[Brandon] Okay. Well, I actually... Did you have something to say on that?
[Lauren] Yeah. I mean, I was a journalist for a very, very long time. That gave me so much exposure to the world. It was like a backstage pass to the world. I would spend a lot of time in the townships. I would interview everyone from electricity cable thieves to homeless sex workers through to very high up politicians staying in six star guesthouses. I like to think of that research and exposure... Not just to society but to people and different kinds of people... Really influenced my writing.
[Brandon] Excellent. I have like one last question. This has been itching in my mind this entire podcast, which we kind of touched on. But again, I like to get down and say how do you do this? I want to ask, how do you not overdo it? We mentioned making people a stereotype, but it seems like one way you could do this wrong is make the entire book about that culture. If that makes sense. Rather than telling a story set in the culture, making the book all about the culture. You... It feels like you could go overboard... Way overboard, so the whole book just becomes kind of comical. How do you avoid doing that?
[Lauren] I don't know. I think I'm at a big advantage because I'm writing about my country and to a certain extent, my culture. Certainly like a culture I interact with on a daily basis. I have friends who are black. I know that's a terrible cliche in the US. I have a half brother who is black. So I feel like I've really had some kind of insights, and that and actually just writing about people I know.
[Brandon] Okay. Mary?
[Mary] I actually ran into this with the first outline draft of the book I'm working on now. I ran it past David Anthony Durham, who was the Campbell winner two years ago. One of the things that he said was that you need to give them something else to care about. Something else is at stake. The story is about something else. Their culture is the world that they live in, and that's not... It's like... My story is not about being a white woman. You know, my own personal narrative. It is about having to run to the far end of the convention center to get extension cords because people forgot them for this podcast.

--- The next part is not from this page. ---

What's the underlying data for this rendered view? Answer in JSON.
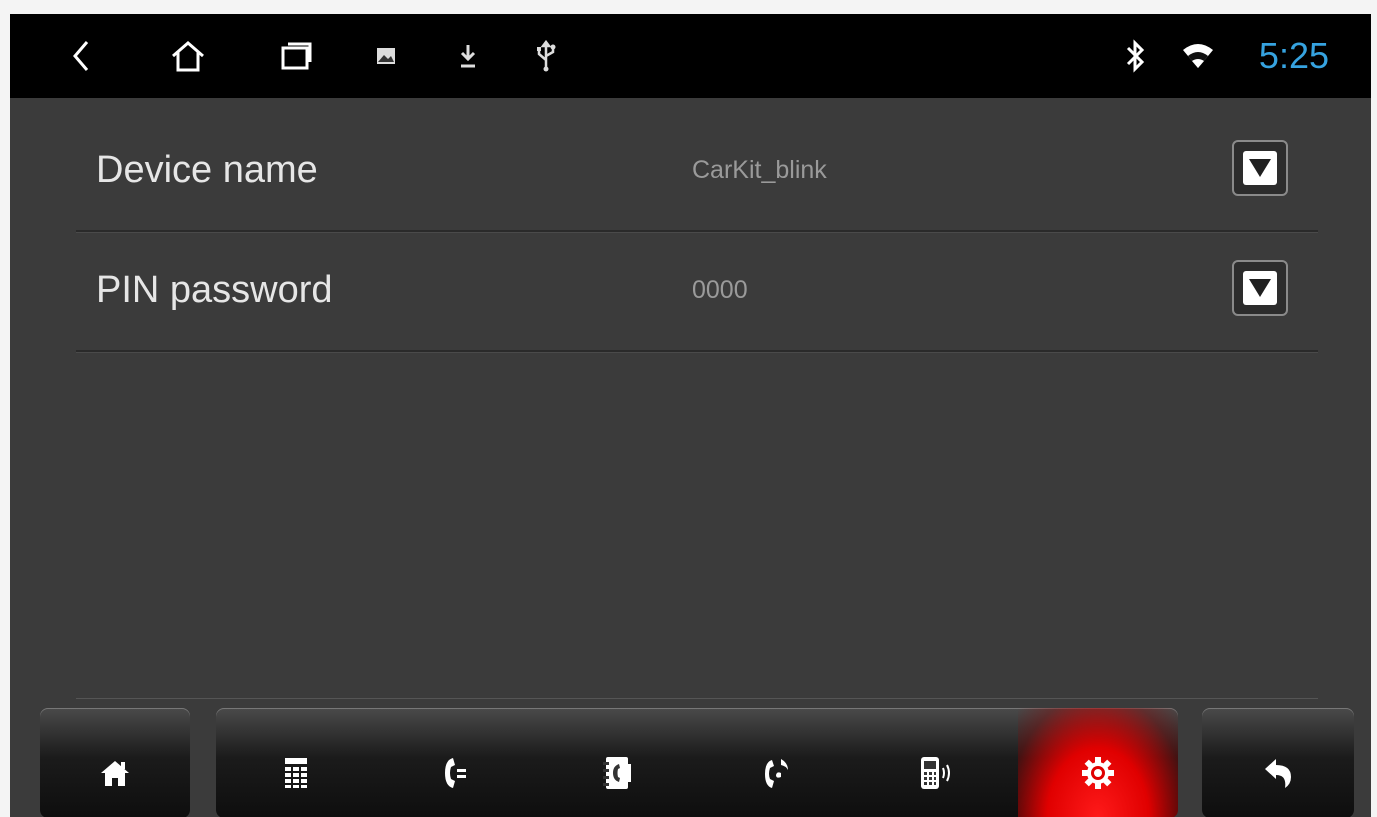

But it's giving them something that is at stake that has nothing to do with their culture. Then watching the ways that that interacts... Those two things come into conflict with each other.

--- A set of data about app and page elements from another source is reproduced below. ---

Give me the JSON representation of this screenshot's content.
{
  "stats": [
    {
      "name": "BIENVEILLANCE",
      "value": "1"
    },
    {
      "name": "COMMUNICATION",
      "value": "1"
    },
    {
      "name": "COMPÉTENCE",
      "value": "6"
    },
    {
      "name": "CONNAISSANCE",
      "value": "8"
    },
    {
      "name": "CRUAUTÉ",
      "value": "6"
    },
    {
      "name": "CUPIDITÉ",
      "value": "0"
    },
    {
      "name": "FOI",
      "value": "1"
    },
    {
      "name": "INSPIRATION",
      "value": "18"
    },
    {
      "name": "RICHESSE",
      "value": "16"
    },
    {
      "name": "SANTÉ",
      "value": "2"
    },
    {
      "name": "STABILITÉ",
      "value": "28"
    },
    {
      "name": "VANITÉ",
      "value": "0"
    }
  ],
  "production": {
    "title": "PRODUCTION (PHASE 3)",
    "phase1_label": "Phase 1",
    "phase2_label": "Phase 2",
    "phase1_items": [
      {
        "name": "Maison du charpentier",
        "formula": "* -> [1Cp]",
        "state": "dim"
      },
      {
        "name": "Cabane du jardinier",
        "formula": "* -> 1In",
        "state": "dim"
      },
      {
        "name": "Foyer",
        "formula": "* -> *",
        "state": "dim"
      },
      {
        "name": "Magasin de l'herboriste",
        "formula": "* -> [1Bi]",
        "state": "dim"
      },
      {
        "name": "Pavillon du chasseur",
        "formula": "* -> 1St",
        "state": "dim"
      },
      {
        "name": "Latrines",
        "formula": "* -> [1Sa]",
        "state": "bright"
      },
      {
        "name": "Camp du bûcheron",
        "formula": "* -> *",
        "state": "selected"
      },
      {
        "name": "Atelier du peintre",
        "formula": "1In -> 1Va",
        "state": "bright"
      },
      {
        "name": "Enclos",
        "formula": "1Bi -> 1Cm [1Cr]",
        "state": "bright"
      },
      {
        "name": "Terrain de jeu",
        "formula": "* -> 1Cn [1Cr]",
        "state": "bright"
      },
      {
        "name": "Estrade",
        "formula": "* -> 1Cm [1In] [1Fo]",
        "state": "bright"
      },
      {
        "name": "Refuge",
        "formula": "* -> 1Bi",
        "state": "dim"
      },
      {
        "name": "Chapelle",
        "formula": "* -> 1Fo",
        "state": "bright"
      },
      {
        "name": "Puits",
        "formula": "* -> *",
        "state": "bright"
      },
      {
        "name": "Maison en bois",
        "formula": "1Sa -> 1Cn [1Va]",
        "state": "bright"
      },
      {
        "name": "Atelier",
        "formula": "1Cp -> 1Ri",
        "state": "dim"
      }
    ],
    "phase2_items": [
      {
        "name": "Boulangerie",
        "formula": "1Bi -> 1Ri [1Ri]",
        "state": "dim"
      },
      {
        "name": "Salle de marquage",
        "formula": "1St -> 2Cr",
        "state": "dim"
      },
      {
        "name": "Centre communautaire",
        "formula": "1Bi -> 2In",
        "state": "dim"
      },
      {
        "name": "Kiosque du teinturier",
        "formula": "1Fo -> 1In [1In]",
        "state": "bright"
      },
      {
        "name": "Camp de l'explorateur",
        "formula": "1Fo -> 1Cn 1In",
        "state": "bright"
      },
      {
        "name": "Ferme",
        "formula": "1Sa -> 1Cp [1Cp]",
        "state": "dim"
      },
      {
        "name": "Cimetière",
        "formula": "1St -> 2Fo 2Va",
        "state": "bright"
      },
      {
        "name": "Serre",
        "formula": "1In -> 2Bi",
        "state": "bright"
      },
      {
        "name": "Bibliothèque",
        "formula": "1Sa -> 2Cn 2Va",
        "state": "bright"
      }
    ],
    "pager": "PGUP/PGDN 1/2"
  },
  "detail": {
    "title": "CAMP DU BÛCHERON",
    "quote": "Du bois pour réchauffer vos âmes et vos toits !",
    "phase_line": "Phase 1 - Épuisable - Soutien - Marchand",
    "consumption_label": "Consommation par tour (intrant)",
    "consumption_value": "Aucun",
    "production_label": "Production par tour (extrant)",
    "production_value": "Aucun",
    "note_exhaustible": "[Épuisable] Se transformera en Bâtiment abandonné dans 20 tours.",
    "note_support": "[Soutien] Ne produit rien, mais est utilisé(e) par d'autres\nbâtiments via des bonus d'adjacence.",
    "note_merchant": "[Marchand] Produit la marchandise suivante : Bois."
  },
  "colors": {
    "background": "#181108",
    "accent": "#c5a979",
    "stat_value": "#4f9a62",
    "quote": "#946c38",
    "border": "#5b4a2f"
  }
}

[Brandon] There's actually a really great essay I read online... I actually forgot who wrote it, but you can look it up... It was about Smurfs and dogs and cats...
[Lauren] I think it was on Max Barry, wasn't it?

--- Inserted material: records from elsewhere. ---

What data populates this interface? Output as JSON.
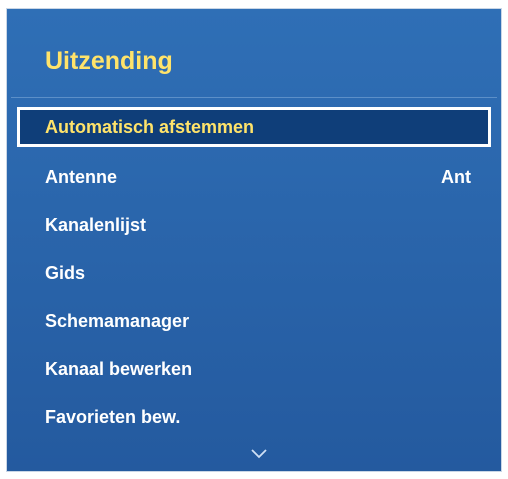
{
  "menu": {
    "title": "Uitzending",
    "items": [
      {
        "label": "Automatisch afstemmen",
        "value": ""
      },
      {
        "label": "Antenne",
        "value": "Ant"
      },
      {
        "label": "Kanalenlijst",
        "value": ""
      },
      {
        "label": "Gids",
        "value": ""
      },
      {
        "label": "Schemamanager",
        "value": ""
      },
      {
        "label": "Kanaal bewerken",
        "value": ""
      },
      {
        "label": "Favorieten bew.",
        "value": ""
      }
    ],
    "selected_index": 0
  },
  "icons": {
    "scroll_more": "chevron-down-icon"
  },
  "colors": {
    "panel_background": "#2a66ad",
    "title_text": "#ffe36a",
    "selected_background": "#0f3e79",
    "selected_border": "#ffffff",
    "selected_text": "#ffe36a",
    "item_text": "#ffffff"
  }
}
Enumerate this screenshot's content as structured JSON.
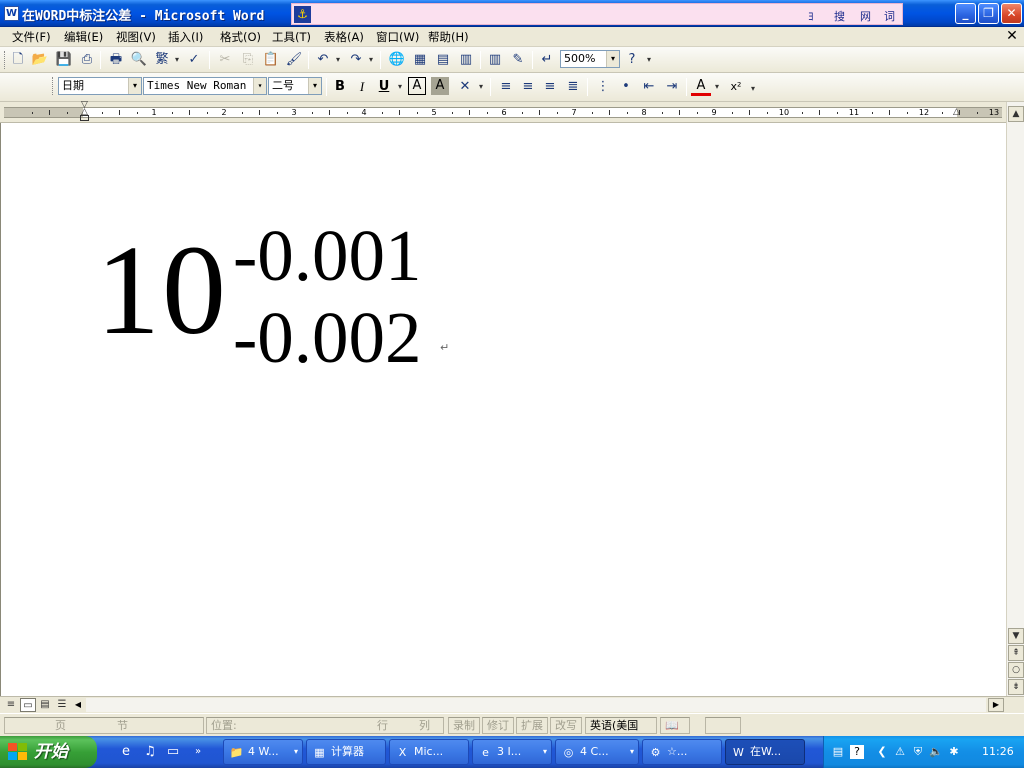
{
  "window": {
    "title": "在WORD中标注公差 - Microsoft Word",
    "doc_icon": "W",
    "ime": {
      "logo": "⚓",
      "items": [
        "ﾖ",
        "搜",
        "网",
        "词"
      ]
    },
    "controls": {
      "minimize": "_",
      "restore": "❐",
      "close": "✕"
    }
  },
  "menu": {
    "items": [
      "文件(F)",
      "编辑(E)",
      "视图(V)",
      "插入(I)",
      "格式(O)",
      "工具(T)",
      "表格(A)",
      "窗口(W)",
      "帮助(H)"
    ],
    "close": "✕"
  },
  "standard_toolbar": {
    "buttons": [
      {
        "name": "new-icon",
        "glyph": "🗋"
      },
      {
        "name": "open-icon",
        "glyph": "📂"
      },
      {
        "name": "save-icon",
        "glyph": "💾"
      },
      {
        "name": "permission-icon",
        "glyph": "⎙"
      },
      {
        "name": "print-icon",
        "glyph": "🖶"
      },
      {
        "name": "print-preview-icon",
        "glyph": "🔍"
      },
      {
        "name": "chinese-conversion-icon",
        "glyph": "繁"
      },
      {
        "name": "spelling-icon",
        "glyph": "✓"
      },
      {
        "name": "cut-icon",
        "glyph": "✂"
      },
      {
        "name": "copy-icon",
        "glyph": "⎘"
      },
      {
        "name": "paste-icon",
        "glyph": "📋"
      },
      {
        "name": "format-painter-icon",
        "glyph": "🖌"
      },
      {
        "name": "undo-icon",
        "glyph": "↶"
      },
      {
        "name": "redo-icon",
        "glyph": "↷"
      },
      {
        "name": "hyperlink-icon",
        "glyph": "🌐"
      },
      {
        "name": "tables-borders-icon",
        "glyph": "▦"
      },
      {
        "name": "insert-table-icon",
        "glyph": "▤"
      },
      {
        "name": "insert-excel-icon",
        "glyph": "▥"
      },
      {
        "name": "columns-icon",
        "glyph": "▥"
      },
      {
        "name": "drawing-icon",
        "glyph": "✎"
      },
      {
        "name": "show-hide-icon",
        "glyph": "↵"
      },
      {
        "name": "help-icon",
        "glyph": "?"
      }
    ],
    "zoom": "500%"
  },
  "format_toolbar": {
    "style": "日期",
    "font": "Times New Roman",
    "size": "二号",
    "buttons": [
      {
        "name": "bold-icon",
        "glyph": "B"
      },
      {
        "name": "italic-icon",
        "glyph": "I"
      },
      {
        "name": "underline-icon",
        "glyph": "U"
      },
      {
        "name": "char-border-icon",
        "glyph": "A"
      },
      {
        "name": "char-shading-icon",
        "glyph": "A"
      },
      {
        "name": "char-scaling-icon",
        "glyph": "✕"
      },
      {
        "name": "align-left-icon",
        "glyph": "≡"
      },
      {
        "name": "align-center-icon",
        "glyph": "≡"
      },
      {
        "name": "align-right-icon",
        "glyph": "≡"
      },
      {
        "name": "justify-icon",
        "glyph": "≣"
      },
      {
        "name": "numbering-icon",
        "glyph": "⋮"
      },
      {
        "name": "bullets-icon",
        "glyph": "•"
      },
      {
        "name": "decrease-indent-icon",
        "glyph": "⇤"
      },
      {
        "name": "increase-indent-icon",
        "glyph": "⇥"
      },
      {
        "name": "font-color-icon",
        "glyph": "A"
      },
      {
        "name": "superscript-icon",
        "glyph": "x²"
      }
    ]
  },
  "ruler": {
    "numbers": [
      "1",
      "2",
      "3",
      "4",
      "5",
      "6",
      "7",
      "8",
      "9",
      "10",
      "11",
      "12",
      "13"
    ]
  },
  "document": {
    "base": "10",
    "upper": "-0.001",
    "lower": "-0.002",
    "para_mark": "↵"
  },
  "view_buttons": [
    "≡",
    "▭",
    "▤",
    "☰"
  ],
  "status": {
    "page": "页",
    "section": "节",
    "position": "位置:",
    "line": "行",
    "column": "列",
    "modes": [
      "录制",
      "修订",
      "扩展",
      "改写"
    ],
    "language": "英语(美国"
  },
  "taskbar": {
    "start": "开始",
    "tasks": [
      {
        "label": "4 W...",
        "icon": "📁"
      },
      {
        "label": "计算器",
        "icon": "▦"
      },
      {
        "label": "Mic...",
        "icon": "X"
      },
      {
        "label": "3 I...",
        "icon": "e"
      },
      {
        "label": "4 C...",
        "icon": "◎"
      },
      {
        "label": "☆...",
        "icon": "⚙"
      },
      {
        "label": "在W...",
        "icon": "W"
      }
    ],
    "clock": "11:26"
  },
  "colors": {
    "title_blue": "#0054e3",
    "taskbar_blue": "#2157d7",
    "start_green": "#37a037",
    "tray_blue": "#138ee6"
  }
}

[Brandon] Yeah, that sounds right. Yeah. With the idea being... You can just go read this, I don't have time to repeat it all, and I shouldn't, he wrote it really well. (http://maxbarry.com/2011/07/08/news.html) But the idea being that if you make the other character, whether they're the protagonist or not... If you make the other character unique only because they are the other, then suddenly they lose all sense of identity. The idea is, Smurfette... You've got all these Smurfs that are cool because of something that they are... One is brainy, one is this, something unique about them. The girl is unique because she's a girl. That is a terrible cliche. But it falls in to what we do naturally when we write the other. We write, "Well, and they're the black guy" and these sorts of things. When someone is unique only because of being the other, you really run into this trouble. So that would be a suggestion I would look at. Read that essay, think about that concept.
[Brandon] We are out of time. But... Lauren, here's something we do to guests, and I'm going to do it to you.
[Lauren] Oh, dear God.
[Brandon] Yes, I know. But we're going to ask you for a writing prompt. If you can think of one. You just have to come up with something that people could write a story about. Just ask them a question or some concept. Make them do.
[Lauren] Take some aspect of your neighborhood. Twist it around in the same kind of way that district 9 twisted a suburb of Soweto around.
[Brandon] Okay. That's a great one. Thank you for being on the podcast, and thank you all for listening. You're out of excuses, now go write.